Royston Schools Academy Trust receives £800,000 central government loan to cover funding gap

PUBLISHED: 08:50 23 August 2014

Money

Money

Archant

A schools academy trust says falling pupil numbers are to blame for financial problems which led to it receiving an £800,000 government ‘bridging loan’.

The Royston Schools Academy Trust (RSAT) – which is comprised of The Meridian School, Greneway Middle School and Roysia Middle School – will receive the emergency deficit funding from the government’s Education Funding Agency (EFA) over the next three years. The academy trust has also been given a financial notice to improve.

The EFA intervention comes because the trust is set to run up a deficit of £800,000 over the next three years.

David Brynjolffssen, who chairs the RSAT board, told The Crow that a fall in the number of school-aged children in the town, and the subsequent reduction in funding, had hit the three schools hard.

He said: “Through the early 2000s, the population of Royston was rising fast but the number of school-age children was falling. We identified the falling roll back in 2008 and figured out there would be trouble ahead.”

The schools have also been affected by a reduction in pupil funding for sixth formers, which amounts to a loss of £900 per pupil.

Paul Boulton, a member of the RSAT board and governor at the Meridian School, said: “The demographics of Royston have been unusual in recent years. While you can’t predict the future, the first schools are all full at the moment and the new houses being built in the town may make a difference too.

“We see this as a ‘bridging loan’ to help us get past what is a temporary problem.”

The trust will be repaying the interest-free loan until 2021, having agreed a recovery package with the EFA.

In the mean-time, they are trying to reduce costs by sharing staff and resources between the schools.

Laura Rawlings, head teacher at Greneway School, said: “We have a well-established three-tier system in Royston, and we’re always looking to strengthen the collaboration between the three schools because this benefits the children’s education, as well as helping us get value for money.”

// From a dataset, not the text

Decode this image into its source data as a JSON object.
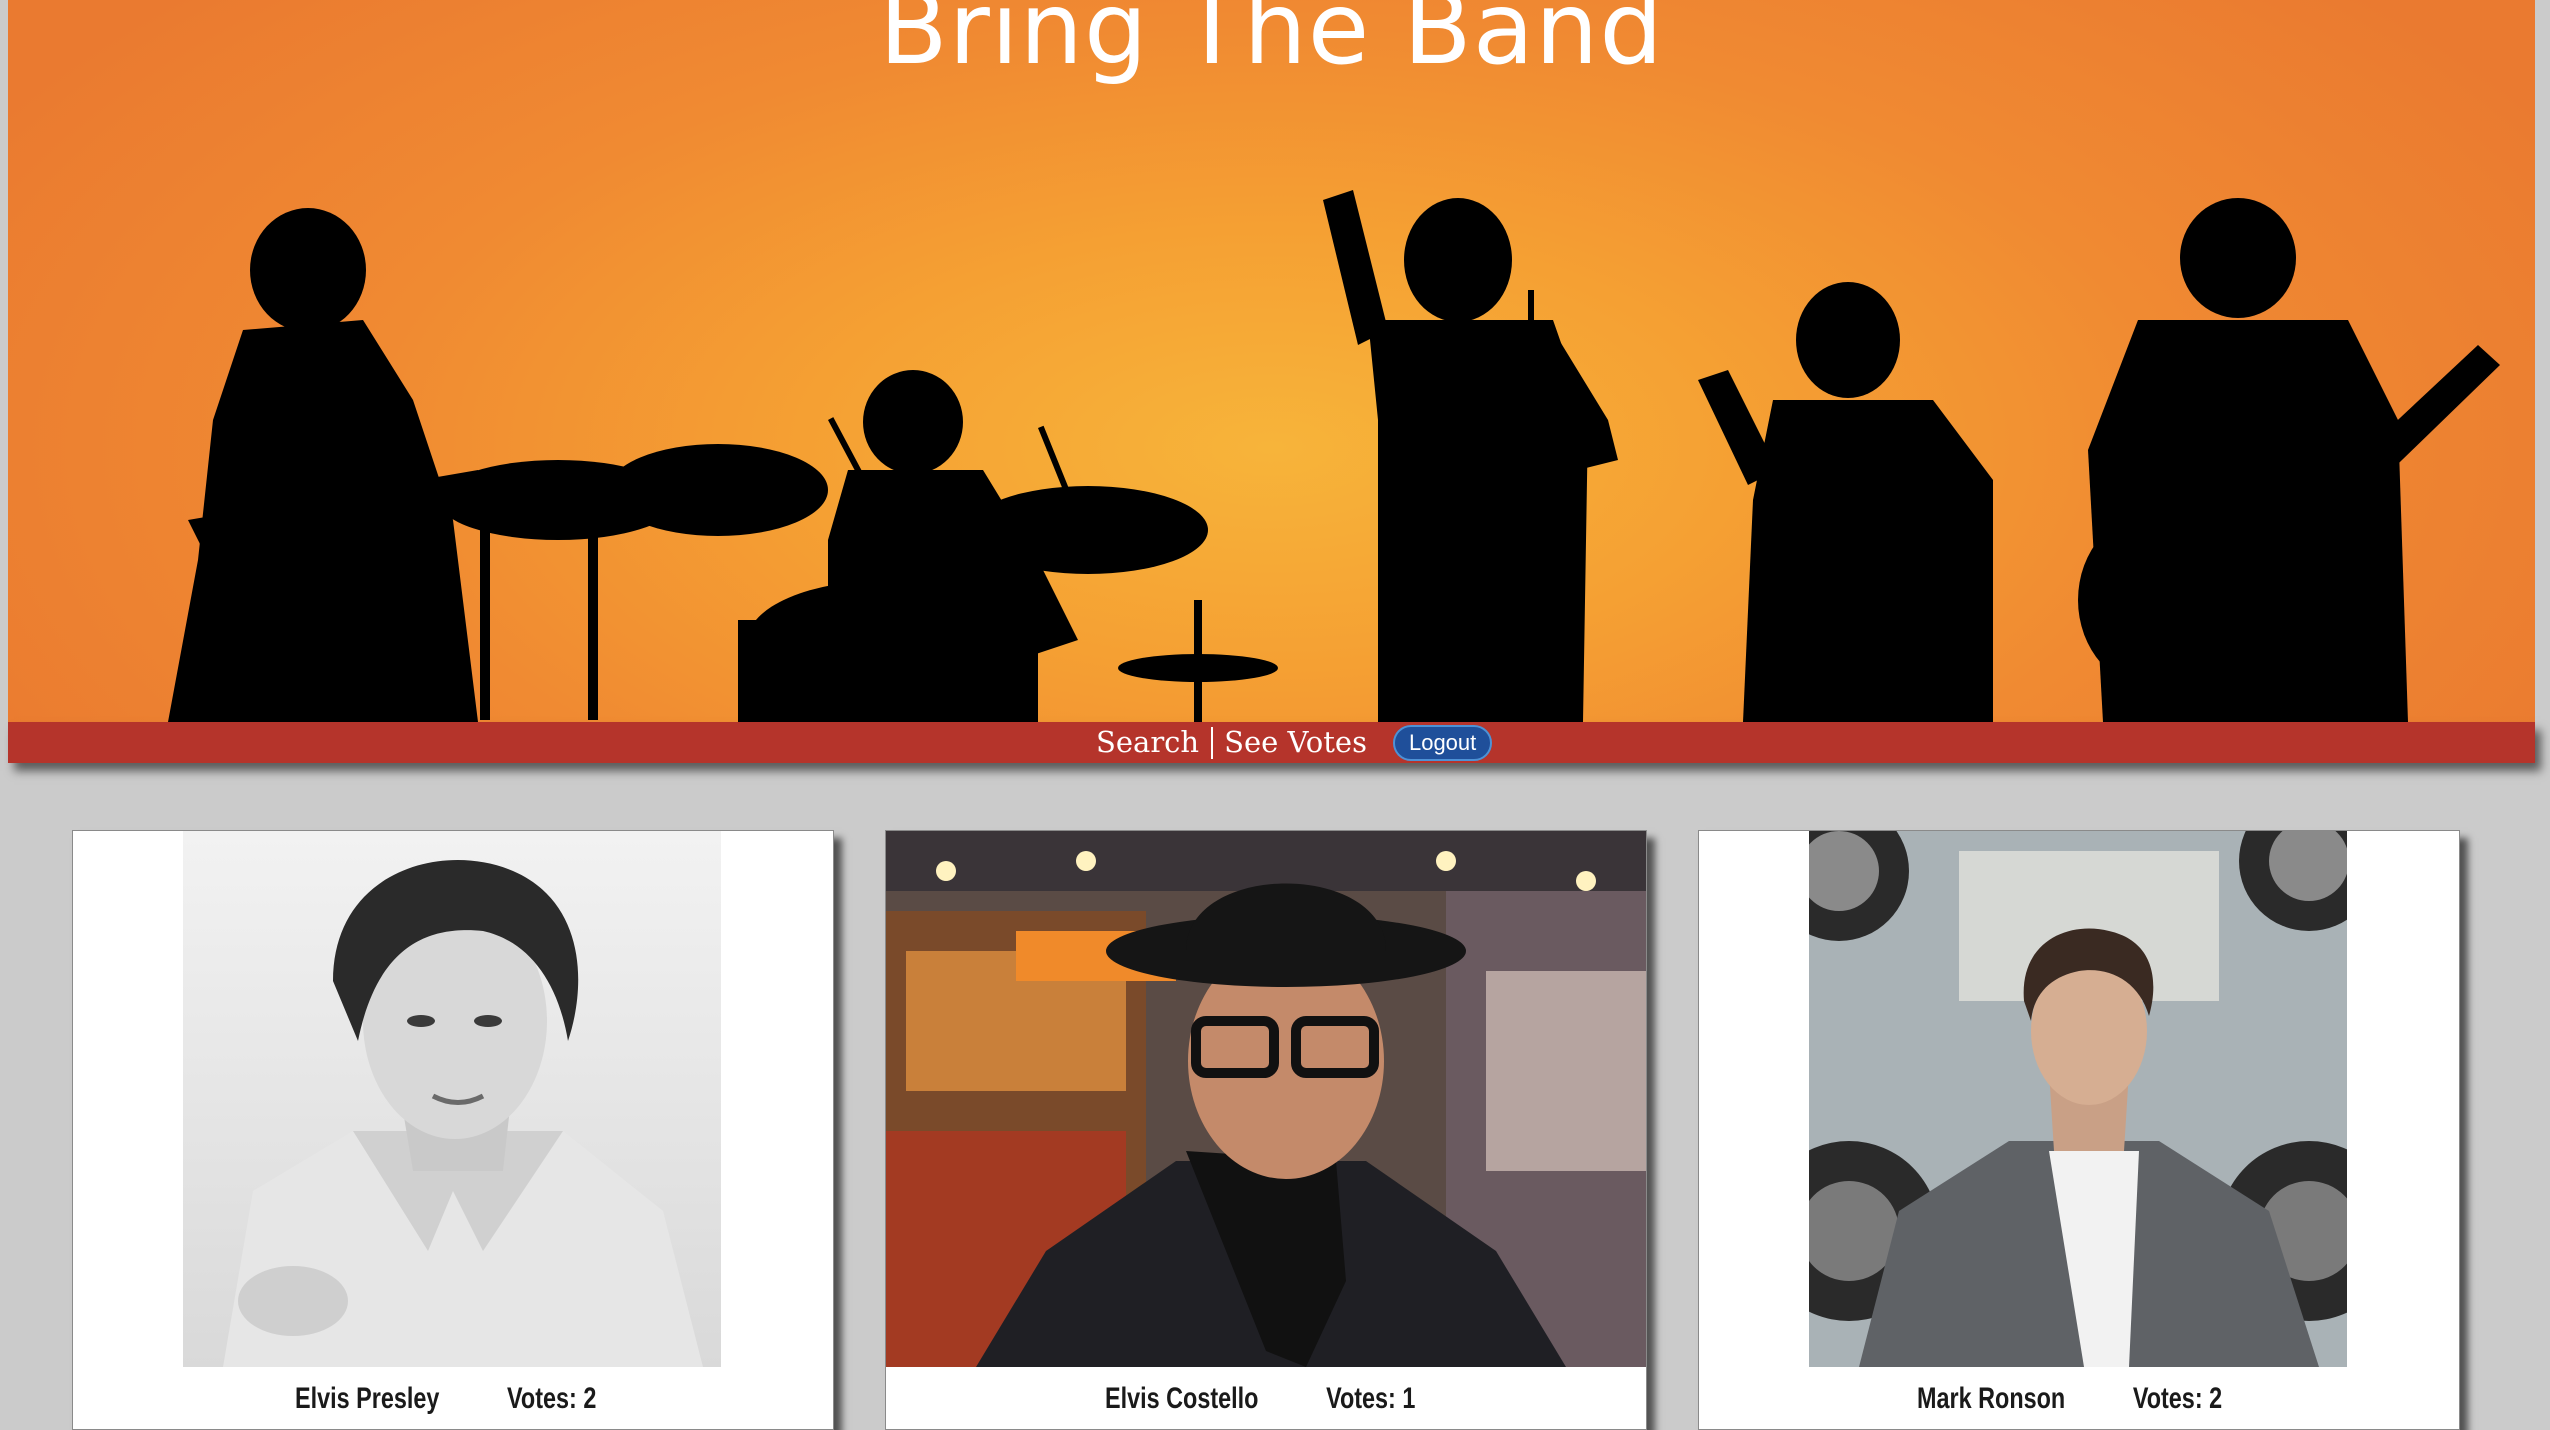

If you value what this story gives you, please consider supporting the Royston Crow. Click the link in the yellow box below for details.

Become a supporter

This newspaper has been a central part of community life for many years, through good times and bad, serving as your advocate and trusted source of local information. Our industry is facing testing times, which is why I’m asking for your support. Every single contribution will help us continue to produce award-winning local journalism that makes a measurable difference to our community.

Thank you.

Most Read

Most Read

Latest from the Royston Crow